• **Exercise details**
Would you retype all of these records exactly?

[Items from an interface collection]
* * * * * * * * *

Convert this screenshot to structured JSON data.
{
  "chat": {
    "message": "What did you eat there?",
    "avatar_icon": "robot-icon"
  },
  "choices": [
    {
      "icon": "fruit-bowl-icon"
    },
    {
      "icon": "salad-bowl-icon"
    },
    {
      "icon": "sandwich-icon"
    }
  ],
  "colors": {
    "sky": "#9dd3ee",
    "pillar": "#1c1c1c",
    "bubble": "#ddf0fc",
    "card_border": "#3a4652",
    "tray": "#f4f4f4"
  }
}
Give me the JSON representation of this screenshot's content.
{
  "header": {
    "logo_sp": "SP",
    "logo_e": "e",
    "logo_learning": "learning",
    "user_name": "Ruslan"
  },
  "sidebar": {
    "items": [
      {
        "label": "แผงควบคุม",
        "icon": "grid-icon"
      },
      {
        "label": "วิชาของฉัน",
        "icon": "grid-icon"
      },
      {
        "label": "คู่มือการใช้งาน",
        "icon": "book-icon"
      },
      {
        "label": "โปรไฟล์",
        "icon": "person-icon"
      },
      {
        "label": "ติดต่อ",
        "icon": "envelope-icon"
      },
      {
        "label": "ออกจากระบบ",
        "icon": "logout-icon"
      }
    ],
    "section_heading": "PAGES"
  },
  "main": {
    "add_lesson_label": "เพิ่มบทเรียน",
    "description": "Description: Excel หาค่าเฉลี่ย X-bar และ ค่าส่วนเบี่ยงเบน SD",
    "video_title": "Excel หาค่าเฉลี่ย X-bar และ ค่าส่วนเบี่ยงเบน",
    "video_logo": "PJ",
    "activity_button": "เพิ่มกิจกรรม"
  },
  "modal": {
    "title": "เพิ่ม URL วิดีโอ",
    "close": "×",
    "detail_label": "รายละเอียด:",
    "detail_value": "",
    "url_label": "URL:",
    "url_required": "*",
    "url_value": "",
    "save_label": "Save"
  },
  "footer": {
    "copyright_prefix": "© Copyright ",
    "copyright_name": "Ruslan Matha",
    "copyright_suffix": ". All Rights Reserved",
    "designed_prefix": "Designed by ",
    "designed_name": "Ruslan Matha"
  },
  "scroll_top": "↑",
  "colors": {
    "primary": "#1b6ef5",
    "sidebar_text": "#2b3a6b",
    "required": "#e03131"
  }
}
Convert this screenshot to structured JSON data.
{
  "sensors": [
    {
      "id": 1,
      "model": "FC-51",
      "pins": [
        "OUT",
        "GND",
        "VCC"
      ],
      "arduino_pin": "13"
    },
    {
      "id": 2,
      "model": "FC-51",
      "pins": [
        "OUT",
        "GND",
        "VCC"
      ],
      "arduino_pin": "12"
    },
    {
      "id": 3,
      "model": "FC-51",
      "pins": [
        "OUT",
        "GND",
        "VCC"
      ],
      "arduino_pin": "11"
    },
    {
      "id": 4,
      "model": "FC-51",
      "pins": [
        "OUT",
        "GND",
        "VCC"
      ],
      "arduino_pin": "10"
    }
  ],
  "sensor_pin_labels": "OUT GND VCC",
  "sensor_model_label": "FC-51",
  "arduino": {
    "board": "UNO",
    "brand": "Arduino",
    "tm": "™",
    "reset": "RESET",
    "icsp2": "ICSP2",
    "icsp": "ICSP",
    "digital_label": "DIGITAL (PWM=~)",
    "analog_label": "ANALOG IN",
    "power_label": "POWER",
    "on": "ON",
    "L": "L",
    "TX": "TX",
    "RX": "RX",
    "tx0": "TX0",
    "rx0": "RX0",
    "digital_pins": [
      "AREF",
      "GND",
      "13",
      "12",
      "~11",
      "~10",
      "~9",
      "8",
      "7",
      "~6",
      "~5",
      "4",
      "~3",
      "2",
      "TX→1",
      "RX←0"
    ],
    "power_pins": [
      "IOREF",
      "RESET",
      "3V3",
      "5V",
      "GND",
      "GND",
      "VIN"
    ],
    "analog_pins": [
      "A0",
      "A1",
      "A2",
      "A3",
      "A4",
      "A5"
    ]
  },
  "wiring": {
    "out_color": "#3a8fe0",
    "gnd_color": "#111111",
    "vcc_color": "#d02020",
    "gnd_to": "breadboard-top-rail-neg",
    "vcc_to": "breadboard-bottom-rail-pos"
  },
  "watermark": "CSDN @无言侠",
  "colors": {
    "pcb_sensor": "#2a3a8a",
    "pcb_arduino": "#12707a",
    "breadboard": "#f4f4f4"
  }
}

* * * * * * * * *

• **Your solution**
Convert this screenshot to structured JSON data.
{
  "chat": {
    "message": "What did you eat there?",
    "avatar_icon": "robot-icon"
  },
  "choices": [
    {
      "icon": "fruit-bowl-icon"
    },
    {
      "icon": "salad-bowl-icon"
    },
    {
      "icon": "sandwich-icon"
    }
  ],
  "colors": {
    "sky": "#9dd3ee",
    "pillar": "#1c1c1c",
    "bubble": "#ddf0fc",
    "card_border": "#3a4652",
    "tray": "#f4f4f4"
  }
}
Give me the JSON representation of this screenshot's content.
{
  "header": {
    "logo_sp": "SP",
    "logo_e": "e",
    "logo_learning": "learning",
    "user_name": "Ruslan"
  },
  "sidebar": {
    "items": [
      {
        "label": "แผงควบคุม",
        "icon": "grid-icon"
      },
      {
        "label": "วิชาของฉัน",
        "icon": "grid-icon"
      },
      {
        "label": "คู่มือการใช้งาน",
        "icon": "book-icon"
      },
      {
        "label": "โปรไฟล์",
        "icon": "person-icon"
      },
      {
        "label": "ติดต่อ",
        "icon": "envelope-icon"
      },
      {
        "label": "ออกจากระบบ",
        "icon": "logout-icon"
      }
    ],
    "section_heading": "PAGES"
  },
  "main": {
    "add_lesson_label": "เพิ่มบทเรียน",
    "description": "Description: Excel หาค่าเฉลี่ย X-bar และ ค่าส่วนเบี่ยงเบน SD",
    "video_title": "Excel หาค่าเฉลี่ย X-bar และ ค่าส่วนเบี่ยงเบน",
    "video_logo": "PJ",
    "activity_button": "เพิ่มกิจกรรม"
  },
  "modal": {
    "title": "เพิ่ม URL วิดีโอ",
    "close": "×",
    "detail_label": "รายละเอียด:",
    "detail_value": "",
    "url_label": "URL:",
    "url_required": "*",
    "url_value": "",
    "save_label": "Save"
  },
  "footer": {
    "copyright_prefix": "© Copyright ",
    "copyright_name": "Ruslan Matha",
    "copyright_suffix": ". All Rights Reserved",
    "designed_prefix": "Designed by ",
    "designed_name": "Ruslan Matha"
  },
  "scroll_top": "↑",
  "colors": {
    "primary": "#1b6ef5",
    "sidebar_text": "#2b3a6b",
    "required": "#e03131"
  }
}
Convert this screenshot to structured JSON data.
{
  "sensors": [
    {
      "id": 1,
      "model": "FC-51",
      "pins": [
        "OUT",
        "GND",
        "VCC"
      ],
      "arduino_pin": "13"
    },
    {
      "id": 2,
      "model": "FC-51",
      "pins": [
        "OUT",
        "GND",
        "VCC"
      ],
      "arduino_pin": "12"
    },
    {
      "id": 3,
      "model": "FC-51",
      "pins": [
        "OUT",
        "GND",
        "VCC"
      ],
      "arduino_pin": "11"
    },
    {
      "id": 4,
      "model": "FC-51",
      "pins": [
        "OUT",
        "GND",
        "VCC"
      ],
      "arduino_pin": "10"
    }
  ],
  "sensor_pin_labels": "OUT GND VCC",
  "sensor_model_label": "FC-51",
  "arduino": {
    "board": "UNO",
    "brand": "Arduino",
    "tm": "™",
    "reset": "RESET",
    "icsp2": "ICSP2",
    "icsp": "ICSP",
    "digital_label": "DIGITAL (PWM=~)",
    "analog_label": "ANALOG IN",
    "power_label": "POWER",
    "on": "ON",
    "L": "L",
    "TX": "TX",
    "RX": "RX",
    "tx0": "TX0",
    "rx0": "RX0",
    "digital_pins": [
      "AREF",
      "GND",
      "13",
      "12",
      "~11",
      "~10",
      "~9",
      "8",
      "7",
      "~6",
      "~5",
      "4",
      "~3",
      "2",
      "TX→1",
      "RX←0"
    ],
    "power_pins": [
      "IOREF",
      "RESET",
      "3V3",
      "5V",
      "GND",
      "GND",
      "VIN"
    ],
    "analog_pins": [
      "A0",
      "A1",
      "A2",
      "A3",
      "A4",
      "A5"
    ]
  },
  "wiring": {
    "out_color": "#3a8fe0",
    "gnd_color": "#111111",
    "vcc_color": "#d02020",
    "gnd_to": "breadboard-top-rail-neg",
    "vcc_to": "breadboard-bottom-rail-pos"
  },
  "watermark": "CSDN @无言侠",
  "colors": {
    "pcb_sensor": "#2a3a8a",
    "pcb_arduino": "#12707a",
    "breadboard": "#f4f4f4"
  }
}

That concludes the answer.